The two little girls are calling themselves NeNe and TeTe, she explains, her arms around both of them, giving each a little pat or two on the tum as they're introduced. The girls are wearing lavender coveralls; Miss NeNe is a vigorous and self-assured young lady who has lived with Mrs. Williams for several months, while TeTe, her sidekick and shadow, is a recent arrival, and slender. ``I hope she can stay, because she's very delicate and undernourished,'' says Mrs. Williams. ``So was NeNe when she came, and look at how plump she is now....''
``I had twin girls in the summer ... they were 15 months old. You couldn't reach for them or caress them. It took me about three weeks before I could pick them up. Oh, it would frighten them almost to death. They had been drifting from one home to another.
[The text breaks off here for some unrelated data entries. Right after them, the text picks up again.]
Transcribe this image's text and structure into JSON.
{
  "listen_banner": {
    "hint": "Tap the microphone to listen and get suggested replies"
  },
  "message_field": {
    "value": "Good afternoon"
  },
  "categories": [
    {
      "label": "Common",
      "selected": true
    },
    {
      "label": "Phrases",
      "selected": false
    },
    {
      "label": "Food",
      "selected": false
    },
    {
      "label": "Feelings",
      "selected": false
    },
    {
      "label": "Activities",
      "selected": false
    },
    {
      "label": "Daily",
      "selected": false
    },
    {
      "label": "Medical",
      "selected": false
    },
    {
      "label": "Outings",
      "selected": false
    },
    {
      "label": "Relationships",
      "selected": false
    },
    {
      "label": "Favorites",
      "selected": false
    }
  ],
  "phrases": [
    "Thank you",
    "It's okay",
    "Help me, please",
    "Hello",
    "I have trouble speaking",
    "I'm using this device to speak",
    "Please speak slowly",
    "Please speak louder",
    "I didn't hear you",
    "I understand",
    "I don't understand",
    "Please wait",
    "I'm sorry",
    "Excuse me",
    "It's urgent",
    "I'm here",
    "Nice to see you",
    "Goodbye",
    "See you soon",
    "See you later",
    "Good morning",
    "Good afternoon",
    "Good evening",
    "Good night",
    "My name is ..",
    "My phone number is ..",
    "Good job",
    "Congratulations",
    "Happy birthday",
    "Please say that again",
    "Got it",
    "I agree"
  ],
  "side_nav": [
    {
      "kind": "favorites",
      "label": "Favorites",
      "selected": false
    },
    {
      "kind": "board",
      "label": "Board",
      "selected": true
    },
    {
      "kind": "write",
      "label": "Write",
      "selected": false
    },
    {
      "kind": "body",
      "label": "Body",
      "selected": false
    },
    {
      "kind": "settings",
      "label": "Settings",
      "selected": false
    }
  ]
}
They were two beautiful little girls, two beautiful little girls....
Also back in 1894, a social worker named Elizabeth Williams made a poignant discovery that is still talked about today: While she was interviewing a widow on Goodell Street about her children's needs, one of the little girls, age 10, spoke up and said she wanted "nuthin' but books" for Christmas. 2b1af7f3a8